Staying on one of the larger islands, such as Don Khong Island, which contains guesthouses, restaurants, and cafés, is also an option.



One of Laos’ most spectacular natural attractions is the Khone Falls, a sequence of cascading waterfalls on the Mekong River. The spectacular falls in Champasak province, close the Cambodian border, are the greatest in Southeast Asia in terms of volume.

The falls, also known as Khone Phapheng, are found in the Si Phan Don region, which means “four thousand islands” in Thai. The Mekong river widens at this point; during the wet season, the river and sequence of waterfalls are kilometers wide and stretch for about 10 kilometers downstream.
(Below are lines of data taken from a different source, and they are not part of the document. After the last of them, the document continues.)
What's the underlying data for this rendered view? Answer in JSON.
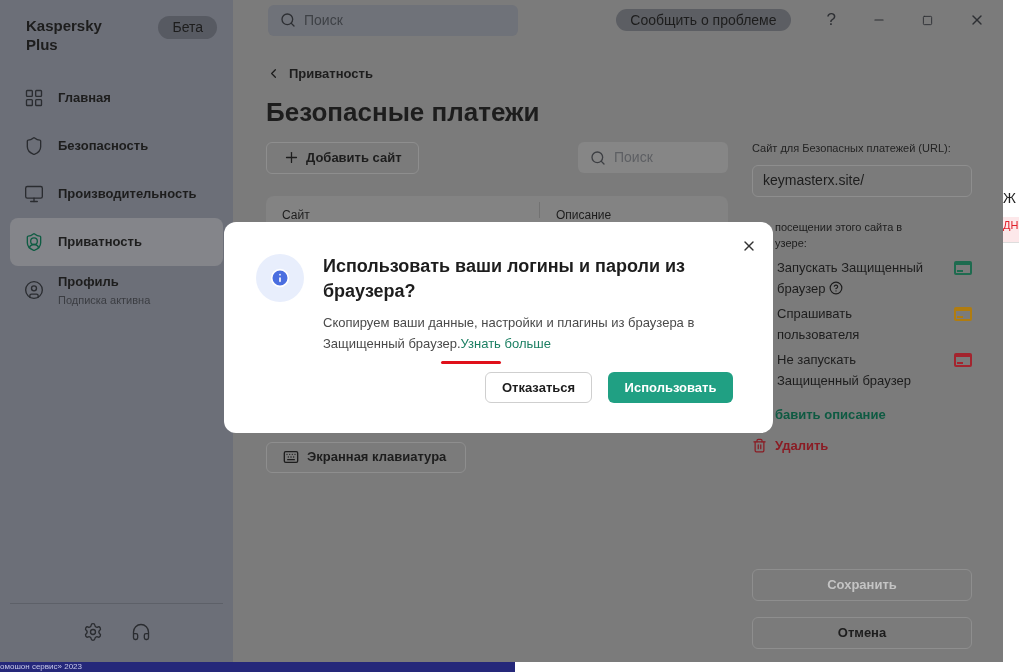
{
  "sidebar": {
    "brand": "Kaspersky Plus",
    "badge": "Бета",
    "items": [
      {
        "label": "Главная",
        "selected": false
      },
      {
        "label": "Безопасность",
        "selected": false
      },
      {
        "label": "Производительность",
        "selected": false
      },
      {
        "label": "Приватность",
        "selected": true
      },
      {
        "label": "Профиль",
        "subtitle": "Подписка активна",
        "selected": false
      }
    ]
  },
  "topbar": {
    "search_placeholder": "Поиск",
    "report_button": "Сообщить о проблеме",
    "help": "?"
  },
  "breadcrumb": "Приватность",
  "title": "Безопасные платежи",
  "add_site_button": "Добавить сайт",
  "table_search_placeholder": "Поиск",
  "table": {
    "columns": [
      "Сайт",
      "Описание"
    ]
  },
  "keyboard_button": "Экранная клавиатура",
  "details": {
    "url_label": "Сайт для Безопасных платежей (URL):",
    "url_value": "keymasterx.site/",
    "prompt_lines": [
      "посещении этого сайта в",
      "узере:"
    ],
    "options": [
      {
        "label": "Запускать Защищенный браузер",
        "help": true,
        "color": "#1e6b4f"
      },
      {
        "label": "Спрашивать пользователя",
        "help": false,
        "color": "#b07c10"
      },
      {
        "label": "Не запускать Защищенный браузер",
        "help": false,
        "color": "#a3242e"
      }
    ],
    "add_description": "бавить описание",
    "delete": "Удалить",
    "save_button": {
      "label": "Сохранить",
      "disabled": true
    },
    "cancel_button": "Отмена"
  },
  "dialog": {
    "title": "Использовать ваши логины и пароли из браузера?",
    "body": "Скопируем ваши данные, настройки и плагины из браузера в Защищенный браузер.",
    "link": "Узнать больше",
    "buttons": [
      {
        "label": "Отказаться",
        "kind": "secondary"
      },
      {
        "label": "Использовать",
        "kind": "primary"
      }
    ]
  },
  "background_page": {
    "fragments": [
      {
        "text": "Ж",
        "kind": "heading"
      },
      {
        "text": "ДН",
        "kind": "alert"
      }
    ]
  },
  "footer_strip": "омошон сервис» 2023"
}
The Khone Falls are located south of Don Khon island, in a region where a small group of endangered Irrawaddy dolphins can be found. The waterfall reaches a height of 21 meters at its tallest point. A lookout with a pavilion is located just above the Khone Falls and offers spectacular views of the waterfalls and surrounding islands. A number of food kiosks and handicraft stalls may be found nearby.

Khone Falls | waterfall, Laos | Britannica